= Dataset excerpts =
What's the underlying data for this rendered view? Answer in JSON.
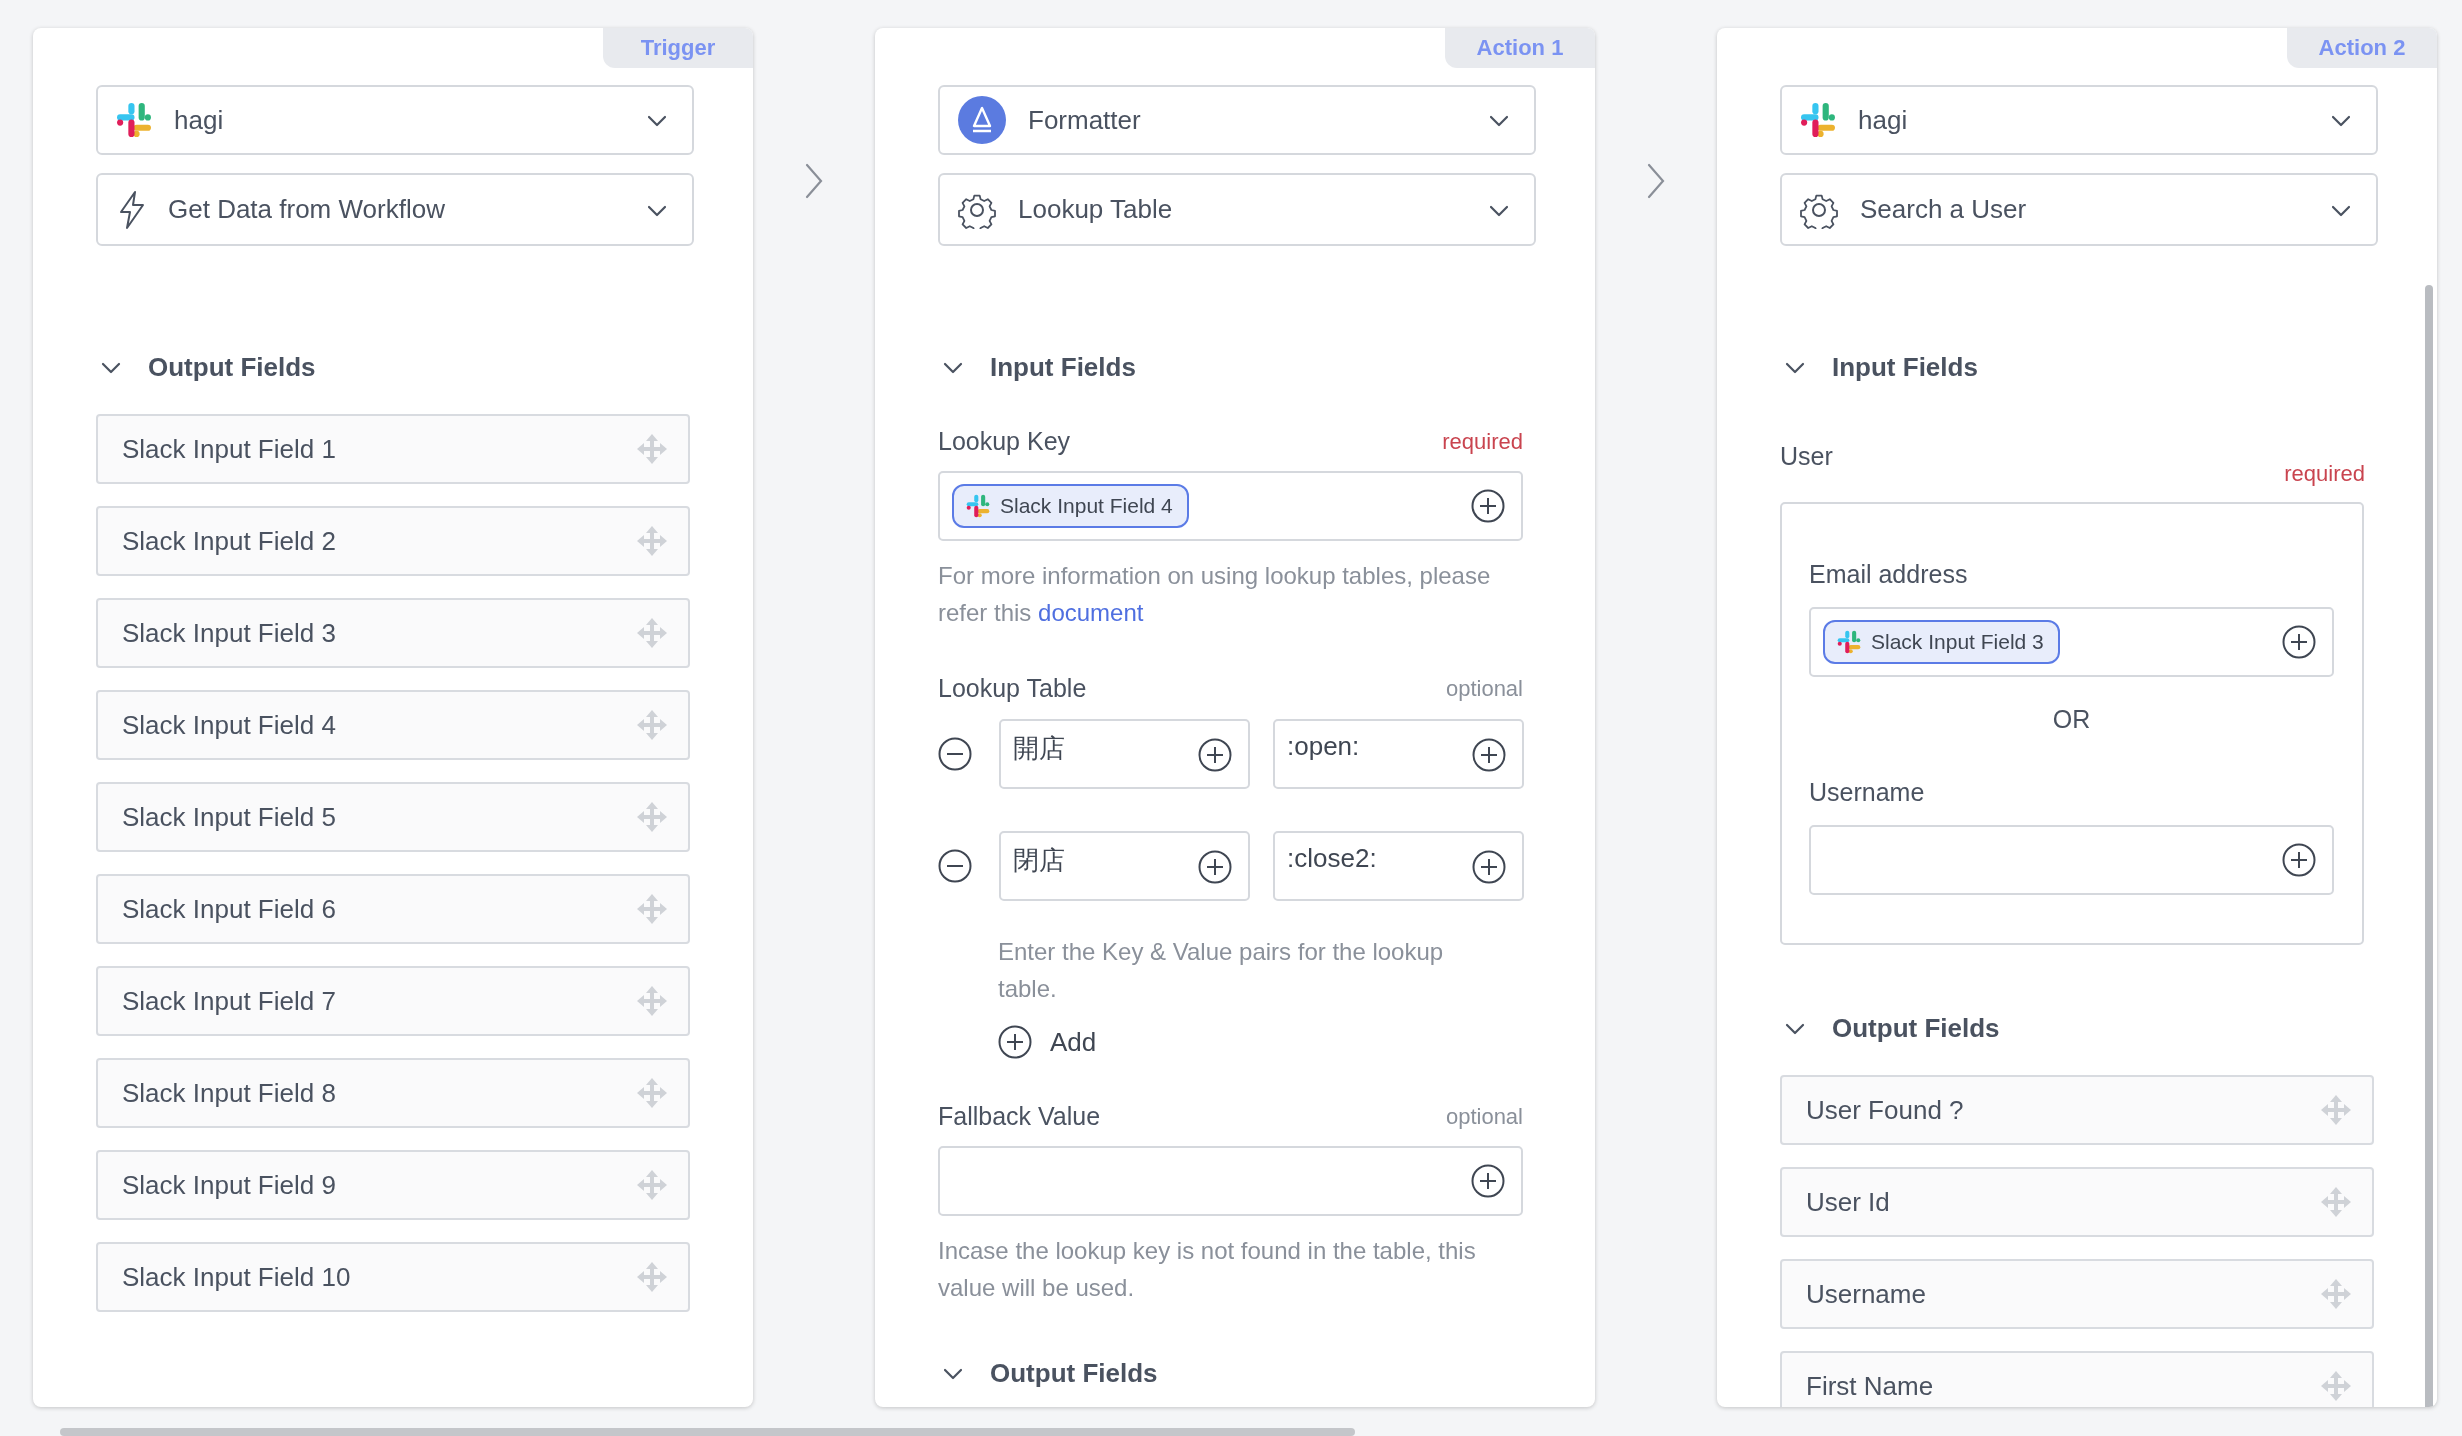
{
  "steps": [
    {
      "kind": "trigger",
      "tab": "Trigger",
      "app": {
        "name": "hagi",
        "kind": "integration"
      },
      "event": {
        "name": "Get Data from Workflow"
      },
      "sections": [
        {
          "kind": "output",
          "title": "Output Fields",
          "expanded": true,
          "items": [
            "Slack Input Field 1",
            "Slack Input Field 2",
            "Slack Input Field 3",
            "Slack Input Field 4",
            "Slack Input Field 5",
            "Slack Input Field 6",
            "Slack Input Field 7",
            "Slack Input Field 8",
            "Slack Input Field 9",
            "Slack Input Field 10"
          ]
        }
      ]
    },
    {
      "kind": "action",
      "tab": "Action 1",
      "app": {
        "name": "Formatter",
        "kind": "builtin"
      },
      "event": {
        "name": "Lookup Table"
      },
      "sections": [
        {
          "kind": "input",
          "title": "Input Fields",
          "expanded": true,
          "fields": [
            {
              "kind": "single",
              "label": "Lookup Key",
              "requirement": "required",
              "required": true,
              "tokens": [
                "Slack Input Field 4"
              ],
              "help": "For more information on using lookup tables, please refer this",
              "help_link": "document"
            },
            {
              "kind": "table",
              "label": "Lookup Table",
              "requirement": "optional",
              "required": false,
              "rows": [
                {
                  "key": "開店",
                  "value": ":open:"
                },
                {
                  "key": "閉店",
                  "value": ":close2:"
                }
              ],
              "help": "Enter the Key & Value pairs for the lookup table.",
              "add": "Add"
            },
            {
              "kind": "single",
              "label": "Fallback Value",
              "requirement": "optional",
              "required": false,
              "help": "Incase the lookup key is not found in the table, this value will be used."
            }
          ]
        },
        {
          "kind": "output",
          "title": "Output Fields",
          "expanded": true
        }
      ]
    },
    {
      "kind": "action",
      "tab": "Action 2",
      "app": {
        "name": "hagi",
        "kind": "integration"
      },
      "event": {
        "name": "Search a User"
      },
      "sections": [
        {
          "kind": "input",
          "title": "Input Fields",
          "expanded": true,
          "fields": [
            {
              "kind": "group",
              "label": "User",
              "requirement": "required",
              "required": true,
              "separator": "OR",
              "options": [
                {
                  "label": "Email address",
                  "tokens": [
                    "Slack Input Field 3"
                  ]
                },
                {
                  "label": "Username"
                }
              ]
            }
          ]
        },
        {
          "kind": "output",
          "title": "Output Fields",
          "expanded": true,
          "items": [
            "User Found ?",
            "User Id",
            "Username",
            "First Name"
          ]
        }
      ]
    }
  ]
}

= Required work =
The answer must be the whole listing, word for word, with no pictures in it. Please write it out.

= Problem solution =
What's the underlying data for this rendered view? Answer in JSON.
{
  "steps": [
    {
      "kind": "trigger",
      "tab": "Trigger",
      "app": {
        "name": "hagi",
        "kind": "integration"
      },
      "event": {
        "name": "Get Data from Workflow"
      },
      "sections": [
        {
          "kind": "output",
          "title": "Output Fields",
          "expanded": true,
          "items": [
            "Slack Input Field 1",
            "Slack Input Field 2",
            "Slack Input Field 3",
            "Slack Input Field 4",
            "Slack Input Field 5",
            "Slack Input Field 6",
            "Slack Input Field 7",
            "Slack Input Field 8",
            "Slack Input Field 9",
            "Slack Input Field 10"
          ]
        }
      ]
    },
    {
      "kind": "action",
      "tab": "Action 1",
      "app": {
        "name": "Formatter",
        "kind": "builtin"
      },
      "event": {
        "name": "Lookup Table"
      },
      "sections": [
        {
          "kind": "input",
          "title": "Input Fields",
          "expanded": true,
          "fields": [
            {
              "kind": "single",
              "label": "Lookup Key",
              "requirement": "required",
              "required": true,
              "tokens": [
                "Slack Input Field 4"
              ],
              "help": "For more information on using lookup tables, please refer this",
              "help_link": "document"
            },
            {
              "kind": "table",
              "label": "Lookup Table",
              "requirement": "optional",
              "required": false,
              "rows": [
                {
                  "key": "開店",
                  "value": ":open:"
                },
                {
                  "key": "閉店",
                  "value": ":close2:"
                }
              ],
              "help": "Enter the Key & Value pairs for the lookup table.",
              "add": "Add"
            },
            {
              "kind": "single",
              "label": "Fallback Value",
              "requirement": "optional",
              "required": false,
              "help": "Incase the lookup key is not found in the table, this value will be used."
            }
          ]
        },
        {
          "kind": "output",
          "title": "Output Fields",
          "expanded": true
        }
      ]
    },
    {
      "kind": "action",
      "tab": "Action 2",
      "app": {
        "name": "hagi",
        "kind": "integration"
      },
      "event": {
        "name": "Search a User"
      },
      "sections": [
        {
          "kind": "input",
          "title": "Input Fields",
          "expanded": true,
          "fields": [
            {
              "kind": "group",
              "label": "User",
              "requirement": "required",
              "required": true,
              "separator": "OR",
              "options": [
                {
                  "label": "Email address",
                  "tokens": [
                    "Slack Input Field 3"
                  ]
                },
                {
                  "label": "Username"
                }
              ]
            }
          ]
        },
        {
          "kind": "output",
          "title": "Output Fields",
          "expanded": true,
          "items": [
            "User Found ?",
            "User Id",
            "Username",
            "First Name"
          ]
        }
      ]
    }
  ]
}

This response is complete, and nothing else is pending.